By Al-Mezan Center For Human RightsPublished On May 15, 2023: On 15 May, Palestinians all over the world mourn 75 years of al-Nakba (‘catastrophe’ in Arabic). The day marks the forceful mass expulsion of around 750,000 indigenous Palestinians from their ancestral homes, lands, and properties at the hand of Zionist forces and militias to make way for the new population of Jewish settlers. During the Nakba, around 531 villages were totally destroyed, and some 15,000 Palestinians were killed by Zionist militias, who between 1947 and 1949 committed at least 70 massacres against Palestinians.[1]

By the time of the Nakba, while tens of thousands of new Jewish settlers were settling on the remnants of expropriated Palestinian lands, hundreds of thousands of indigenous Palestinians became stateless refugees scattered around the world. Today there are approximately more than 9 million Palestinian refugees (65.5 percent of Palestinians worldwide), 1.7 million of whom reside in the Gaza Strip.[2]

For the Palestinian people, the Nakba did not end in 1948, as its legacy continues to overshadow their present and future. Since the establishment of the State of Israel, Israeli authorities have been employing settler-colonial policies and practices that undermine the collective rights of the Palestinian people, particularly their inalienable right to self-determination and return, in order to maintain Jewish supremacy in all areas between the Mediterranean Sea and the Jordan River.

Israel’s settler colonial legacy is reflected today in a painful series of manifestations of colonization and apartheid, which include—among others—the confiscation and land grabbing in the occupied West Bank, expansion of illegal settlements, the de facto and de jure annexation of Palestinian territory, and illegal closure and blockade imposed on Gaza.
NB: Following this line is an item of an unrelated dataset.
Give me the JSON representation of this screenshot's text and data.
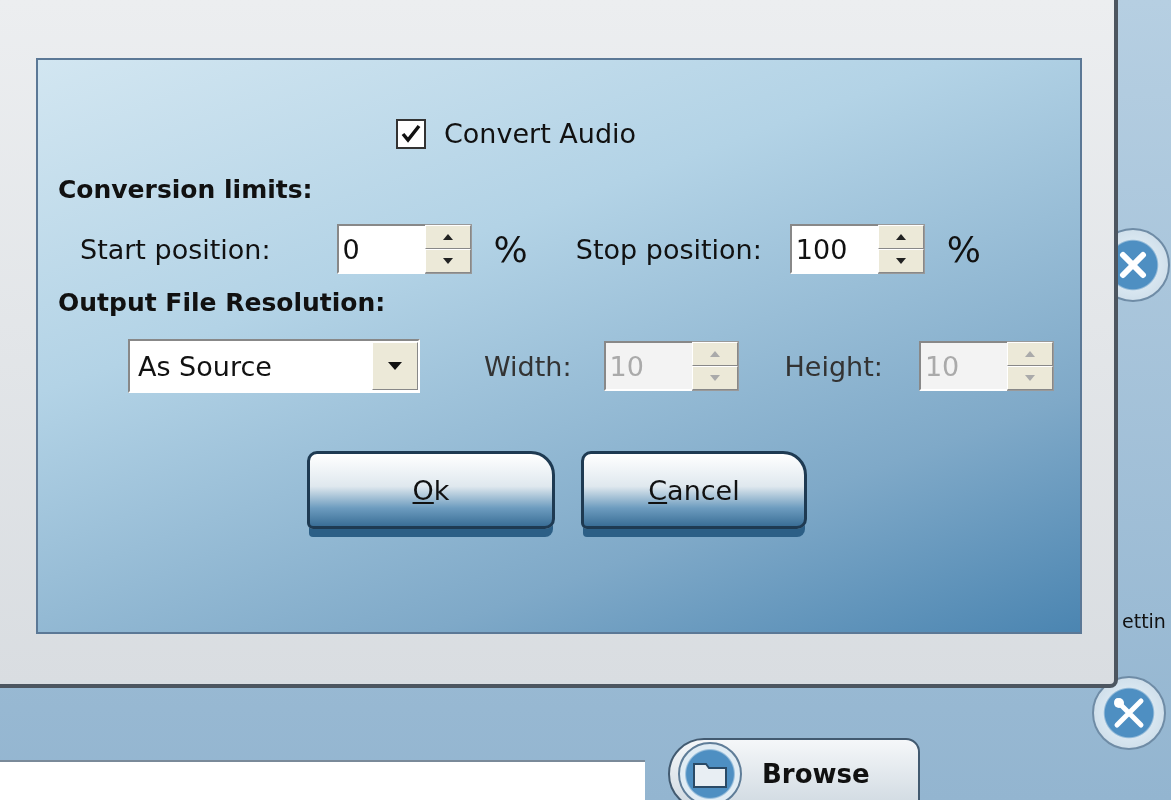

Today, in the occupied Gaza Strip, two million Palestinians—66% of whom are refugees denied their right of return to their homes and lands—are marking Nakba Day amid Israel’s renewed military assault on the Strip. Between 9-13 May, 33 Palestinian people were killed, including six children and four women, and 147 others were injured by Israeli attacks against the Gaza Strip. In addition, 86 residential units were entirely destroyed housing 83 families of 514 people, including 206 children and 86 women, while hundreds more residential units were also partially damaged.

The attack, which is the latest of a series of repetitive assaults against the besieged enclave, has constituted a horrifying illustration of Israel’s policy of collective punishment of the Palestinians confined and trapped in the Gaza Strip.

To mark the 75th anniversary of the Nakba, Al Mezan collected testimonies of Nakba survivors who took refuge in Gaza. For them, the historical trauma they experienced remains an unhealed wound that hurts even more due to Israel’s denial of their legitimate right to return. Every year they mark this day by reviving the image and memory of a place that for millennia was theirs.

Jaber Shaba’n, an 85-year-old Nakba survivor, was forcefully expelled from Simsim village and sought refuge in Gaza. He recalls the peaceful day in his village: “Before Nakba, we had lived a peaceful life, working in our lands and living on its production. This was until 1947 when Jewish groups emerged in our communities with the unmistakable intention to expel the villagers from their lands and expropriate them for themselves.”

“Since our exodus till the present day, we have been experiencing recurrent Nakbas in the Gaza Strip. For years, Gaza has been subjected to repetitive Israeli military assaults that compounded our suffering even more”, he added.

For Ghalia Abu-Mustafa, an 81-year-old Nakba survivor, the exodus from Beersheba has been the vintage point of her personal plight that she shares with the collective experience of Palestinian refugees wherever they are. Ever since the Nakba, she has lived in Khan Younis Refugee Camp, wishing the day would come when she can return to her home where she was expelled as a 6-year-old child. “To this day, the Israeli occupation continues to strike our homes and kill our beloved ones. In 2007 my grandson was killed by an Israeli strike while riding his motorbike” she said.

In commemorating Nakba Day, Al Mezan condemns Israel’s ongoing military offensive against the Gaza Strip and the deliberate attacks on civilians and civilian objects in furtherance of its settler-colonial and apartheid policies. Today, we clamour for the international community to take concrete action to dismantle Israel’s apartheid regime in historic Palestine, activate accountability mechanisms, and provide just redress to Palestinian refugees for their historical plight.

[1] Palestinian Central Bureau of Statistics (PCBS), “Dr. Ola Awad, reviews the conditions of the Palestinian people via statistical figures and findings, on the 72nd Annual Commemoration of the Palestinian Nakba”, 13th May 2020. Available at: